EXERCISE PROMPT:
Nothing but the lines from the line with "Serialize everything readable" through the end of the data is to be copied, and each is to be copied exactly.
-------- DATASET RECORDS --------
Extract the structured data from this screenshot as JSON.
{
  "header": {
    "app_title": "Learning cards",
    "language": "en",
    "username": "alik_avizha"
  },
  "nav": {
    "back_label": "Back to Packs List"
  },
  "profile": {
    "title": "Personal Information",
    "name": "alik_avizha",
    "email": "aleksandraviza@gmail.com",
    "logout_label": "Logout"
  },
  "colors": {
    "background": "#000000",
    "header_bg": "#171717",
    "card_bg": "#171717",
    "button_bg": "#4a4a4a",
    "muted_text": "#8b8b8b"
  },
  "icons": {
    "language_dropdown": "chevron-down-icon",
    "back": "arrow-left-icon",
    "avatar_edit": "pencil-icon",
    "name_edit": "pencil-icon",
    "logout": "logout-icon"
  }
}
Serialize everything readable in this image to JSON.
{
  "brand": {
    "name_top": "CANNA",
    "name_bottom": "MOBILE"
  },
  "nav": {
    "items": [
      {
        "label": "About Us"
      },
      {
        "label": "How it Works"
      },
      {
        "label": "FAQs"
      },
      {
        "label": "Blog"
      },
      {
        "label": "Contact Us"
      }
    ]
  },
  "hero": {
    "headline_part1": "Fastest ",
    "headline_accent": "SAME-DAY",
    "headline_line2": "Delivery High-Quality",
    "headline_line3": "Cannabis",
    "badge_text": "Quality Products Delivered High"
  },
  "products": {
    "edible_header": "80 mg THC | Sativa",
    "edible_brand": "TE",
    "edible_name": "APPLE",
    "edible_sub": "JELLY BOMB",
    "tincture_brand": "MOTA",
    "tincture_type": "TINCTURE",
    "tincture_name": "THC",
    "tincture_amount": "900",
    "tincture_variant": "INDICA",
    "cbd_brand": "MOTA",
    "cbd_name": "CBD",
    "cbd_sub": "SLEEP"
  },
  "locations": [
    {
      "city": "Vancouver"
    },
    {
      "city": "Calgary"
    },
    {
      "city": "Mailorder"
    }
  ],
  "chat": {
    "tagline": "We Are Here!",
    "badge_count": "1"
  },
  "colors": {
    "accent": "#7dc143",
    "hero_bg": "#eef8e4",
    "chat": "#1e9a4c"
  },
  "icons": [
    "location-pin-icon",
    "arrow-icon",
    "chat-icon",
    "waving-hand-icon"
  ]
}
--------
TASK RESULT:
Serialize everything readable in this image to JSON.
{
  "brand": {
    "name_top": "CANNA",
    "name_bottom": "MOBILE"
  },
  "nav": {
    "items": [
      {
        "label": "About Us"
      },
      {
        "label": "How it Works"
      },
      {
        "label": "FAQs"
      },
      {
        "label": "Blog"
      },
      {
        "label": "Contact Us"
      }
    ]
  },
  "hero": {
    "headline_part1": "Fastest ",
    "headline_accent": "SAME-DAY",
    "headline_line2": "Delivery High-Quality",
    "headline_line3": "Cannabis",
    "badge_text": "Quality Products Delivered High"
  },
  "products": {
    "edible_header": "80 mg THC | Sativa",
    "edible_brand": "TE",
    "edible_name": "APPLE",
    "edible_sub": "JELLY BOMB",
    "tincture_brand": "MOTA",
    "tincture_type": "TINCTURE",
    "tincture_name": "THC",
    "tincture_amount": "900",
    "tincture_variant": "INDICA",
    "cbd_brand": "MOTA",
    "cbd_name": "CBD",
    "cbd_sub": "SLEEP"
  },
  "locations": [
    {
      "city": "Vancouver"
    },
    {
      "city": "Calgary"
    },
    {
      "city": "Mailorder"
    }
  ],
  "chat": {
    "tagline": "We Are Here!",
    "badge_count": "1"
  },
  "colors": {
    "accent": "#7dc143",
    "hero_bg": "#eef8e4",
    "chat": "#1e9a4c"
  },
  "icons": [
    "location-pin-icon",
    "arrow-icon",
    "chat-icon",
    "waving-hand-icon"
  ]
}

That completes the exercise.